The FreedMan Chair is designed to alleviate and prevent back pain. The structure of the chair is better suited to the human body’s inherent anatomical structure and thus promotes a more healthy style of sitting. The product has been developed over 17 years by osteopath and inventor Simon Freedman. There’s been a number of reports within the press lately about how sitting all day long is “killing” people. Those claims centre around research which claims that sitting for extended periods of time, particularly when hunched forwards over a computer screen, can indeed shorten your lifespan.
That’s where the FreedMan comes in. The chair allows its passenger to sit whilst maintaining the posture of a standing person. Its design accommodates the natural curvatures in the human physique in a way that is far superior and far more beneficial health-wise than the standard chair.
The Freedman Chair already raised a hefty sum of £340,000 via Kickstarter back in November 2013. Now its returned to the world of crowdfunding for an even bigger, equity-based fundraise.
The Investment Opportunity
The Freedman is trying to raise £900,000 in exchange for 37% equity.
The company is being valued at £2.4 million.
According to the pitch, each chair will be priced somewhere between $1,200 and $1,500.
The company anticipates generating revenues next year. It is obligated to deliver 2,250 units to Kickstarter supporters, after which it expects to sell a further 1,070 units.
In 2016 FreedMan expects 10,000 units to be sold. That means that revenues should probably be somewhere between $12m and $15m (or roughly £9m). Confusingly, however, revenues for 2016 are listed at just £2.4m.
Another lingering question relates to FreedMan’s anticipated market penetration of 4.8% by year 3. That’s a 4.8% encroachment into the 500,000 chairs a year sold globally for a price between $1,200 and $1,500. But the penetration should really be worked out as a percentage of the number of similarly styled, orthopedic office chairs sold a year. FreedMan may be pitching the chair as a revolutionary everyday piece of furniture, but potential purchasers may view it as much more of a specialist product. This might mean that FreedMan has overestimated its revenues.

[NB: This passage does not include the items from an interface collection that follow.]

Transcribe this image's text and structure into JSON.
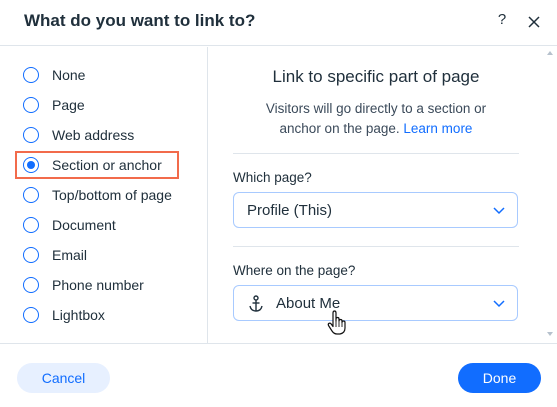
{
  "dialog": {
    "title": "What do you want to link to?",
    "help_label": "?"
  },
  "options": [
    {
      "label": "None",
      "checked": false
    },
    {
      "label": "Page",
      "checked": false
    },
    {
      "label": "Web address",
      "checked": false
    },
    {
      "label": "Section or anchor",
      "checked": true
    },
    {
      "label": "Top/bottom of page",
      "checked": false
    },
    {
      "label": "Document",
      "checked": false
    },
    {
      "label": "Email",
      "checked": false
    },
    {
      "label": "Phone number",
      "checked": false
    },
    {
      "label": "Lightbox",
      "checked": false
    }
  ],
  "panel": {
    "title": "Link to specific part of page",
    "desc_line1": "Visitors will go directly to a section or",
    "desc_line2": "anchor on the page.",
    "learn_more": "Learn more",
    "which_page_label": "Which page?",
    "which_page_value": "Profile (This)",
    "where_label": "Where on the page?",
    "where_value": "About Me"
  },
  "footer": {
    "cancel_label": "Cancel",
    "done_label": "Done"
  },
  "colors": {
    "accent": "#116dff",
    "highlight": "#f26b4b"
  },
  "icons": {
    "close": "close-icon",
    "chevron": "chevron-down-icon",
    "anchor": "anchor-icon",
    "cursor": "hand-pointer-icon"
  }
}
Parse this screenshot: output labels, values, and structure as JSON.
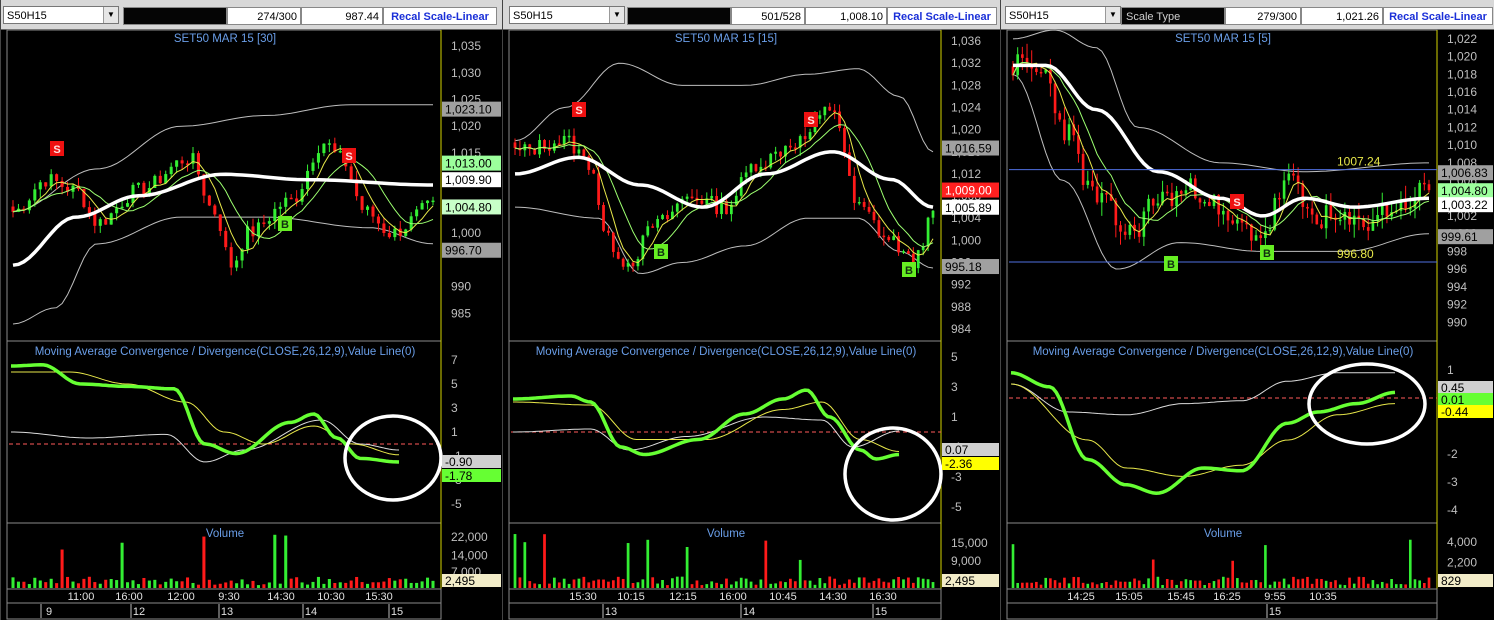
{
  "panels": [
    {
      "symbol": "S50H15",
      "counter": "274/300",
      "last_value": "987.44",
      "scale_label": "",
      "recal_label": "Recal Scale-Linear",
      "chart_title": "SET50 MAR 15  [30]",
      "price_ticks": [
        "1,035",
        "1,030",
        "1,025",
        "1,020",
        "1,015",
        "1,010",
        "1,005",
        "1,000",
        "990",
        "985"
      ],
      "price_tags": [
        {
          "text": "1,023.10",
          "color": "#a0a0a0",
          "value": 1023.1
        },
        {
          "text": "1,013.00",
          "color": "#9cff9c",
          "value": 1013.0
        },
        {
          "text": "1,009.90",
          "color": "#ffffff",
          "value": 1009.9
        },
        {
          "text": "1,004.80",
          "color": "#c8ffc8",
          "value": 1004.8
        },
        {
          "text": "996.70",
          "color": "#a0a0a0",
          "value": 996.7
        }
      ],
      "markers": [
        "S",
        "S",
        "B"
      ],
      "macd_title": "Moving Average Convergence / Divergence(CLOSE,26,12,9),Value Line(0)",
      "macd_ticks": [
        "7",
        "5",
        "3",
        "1",
        "-1",
        "-3",
        "-5"
      ],
      "macd_tags": [
        {
          "text": "-0.90",
          "color": "#d0d0d0"
        },
        {
          "text": "-1.78",
          "color": "#66ff33"
        }
      ],
      "volume_title": "Volume",
      "volume_ticks": [
        "22,000",
        "14,000",
        "7,000"
      ],
      "volume_tag": "2,495",
      "time_labels": [
        "11:00",
        "16:00",
        "12:00",
        "9:30",
        "14:30",
        "10:30",
        "15:30"
      ],
      "date_labels": [
        "9",
        "12",
        "13",
        "14",
        "15"
      ]
    },
    {
      "symbol": "S50H15",
      "counter": "501/528",
      "last_value": "1,008.10",
      "scale_label": "",
      "recal_label": "Recal Scale-Linear",
      "chart_title": "SET50 MAR 15  [15]",
      "price_ticks": [
        "1,036",
        "1,032",
        "1,028",
        "1,024",
        "1,020",
        "1,016",
        "1,012",
        "1,008",
        "1,004",
        "1,000",
        "996",
        "992",
        "988",
        "984"
      ],
      "price_tags": [
        {
          "text": "1,016.59",
          "color": "#a0a0a0",
          "value": 1016.59
        },
        {
          "text": "1,009.00",
          "color": "#ff2020",
          "value": 1009.0
        },
        {
          "text": "1,005.89",
          "color": "#ffffff",
          "value": 1005.89
        },
        {
          "text": "995.18",
          "color": "#a0a0a0",
          "value": 995.18
        }
      ],
      "markers": [
        "S",
        "S",
        "B",
        "B"
      ],
      "macd_title": "Moving Average Convergence / Divergence(CLOSE,26,12,9),Value Line(0)",
      "macd_ticks": [
        "5",
        "3",
        "1",
        "-1",
        "-3",
        "-5"
      ],
      "macd_tags": [
        {
          "text": "0.07",
          "color": "#d0d0d0"
        },
        {
          "text": "-2.36",
          "color": "#ffff00"
        }
      ],
      "volume_title": "Volume",
      "volume_ticks": [
        "15,000",
        "9,000"
      ],
      "volume_tag": "2,495",
      "time_labels": [
        "15:30",
        "10:15",
        "12:15",
        "16:00",
        "10:45",
        "14:30",
        "16:30"
      ],
      "date_labels": [
        "13",
        "14",
        "15"
      ]
    },
    {
      "symbol": "S50H15",
      "counter": "279/300",
      "last_value": "1,021.26",
      "scale_label": "Scale Type",
      "recal_label": "Recal Scale-Linear",
      "chart_title": "SET50 MAR 15  [5]",
      "price_ticks": [
        "1,022",
        "1,020",
        "1,018",
        "1,016",
        "1,014",
        "1,012",
        "1,010",
        "1,008",
        "1,006",
        "1,004",
        "1,002",
        "1,000",
        "998",
        "996",
        "994",
        "992",
        "990"
      ],
      "price_tags": [
        {
          "text": "1,006.83",
          "color": "#a0a0a0",
          "value": 1006.83
        },
        {
          "text": "1,004.80",
          "color": "#9cff9c",
          "value": 1004.8
        },
        {
          "text": "1,003.22",
          "color": "#ffffff",
          "value": 1003.22
        },
        {
          "text": "999.61",
          "color": "#a0a0a0",
          "value": 999.61
        }
      ],
      "levels": [
        {
          "text": "1007.24",
          "value": 1007.24
        },
        {
          "text": "996.80",
          "value": 996.8
        }
      ],
      "markers": [
        "S",
        "B",
        "B"
      ],
      "macd_title": "Moving Average Convergence / Divergence(CLOSE,26,12,9),Value Line(0)",
      "macd_ticks": [
        "1",
        "-2",
        "-3",
        "-4"
      ],
      "macd_tags": [
        {
          "text": "0.45",
          "color": "#d0d0d0"
        },
        {
          "text": "0.01",
          "color": "#66ff33"
        },
        {
          "text": "-0.44",
          "color": "#ffff00"
        }
      ],
      "volume_title": "Volume",
      "volume_ticks": [
        "4,000",
        "2,200"
      ],
      "volume_tag": "829",
      "time_labels": [
        "14:25",
        "15:05",
        "15:45",
        "16:25",
        "9:55",
        "10:35"
      ],
      "date_labels": [
        "15"
      ]
    }
  ],
  "colors": {
    "up": "#33ee33",
    "down": "#ff1a1a",
    "ma_long": "#ffffff",
    "macd": "#66ff33",
    "signal": "#e8e84a",
    "band": "#bdbdbd",
    "title": "#6a9ee8"
  }
}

The valuation is really quite attractive based on projected revenues – 1x year 2 revenues and roughly 0.5x 2017 revenues.
The addressable market is vast and the FreedMan chair could be a game-changer if widely-adopted.
The Tech-Take by Oli Batchelor
Anyone who has worked in an office for any amount of time will know the importance of a good chair that is configured properly. But even the best set-up can lead to some quite horrific pain as human evolution has not yet caught up with the fact that many of us are no longer spending our time outdoors but on our backsides instead. When you line up office chairs side by side they don’t seem to have changed much over the years. Sure, there have been some beautiful looking designs out there, they’ve become more adjustable and claim to provide more support, but it can still seem to the numb bums and sore backs like there’s a long way to go.
The FreedMan Chair could just be the next chair every office will not be able to do without. And that’s a big market - especially if you consider the implications for those companies seen not to be adopting the latest technology to maintain their employees’ health. They’ve already gained a lot of momentum with a successful Kickstarter campaign behind them as well as huge amount of positive media attention. The team behind the chair all look like the ideal people to be involved with the project - in particular Mr Freedman himself who seems to have made this project the culmination of his life's work. So, assuming that this chair can prove that it is as ground breaking as its designers claims, it just looks like a matter of time before the chair becomes as ubiquitous as those white plastic stacks seen at so many a garden party.
Fundraising target: £900,039
Amount invested: £365,744
Equity offered: 37%
Number of investors committed so far: 16
Day left: 58
Tax relief: EIS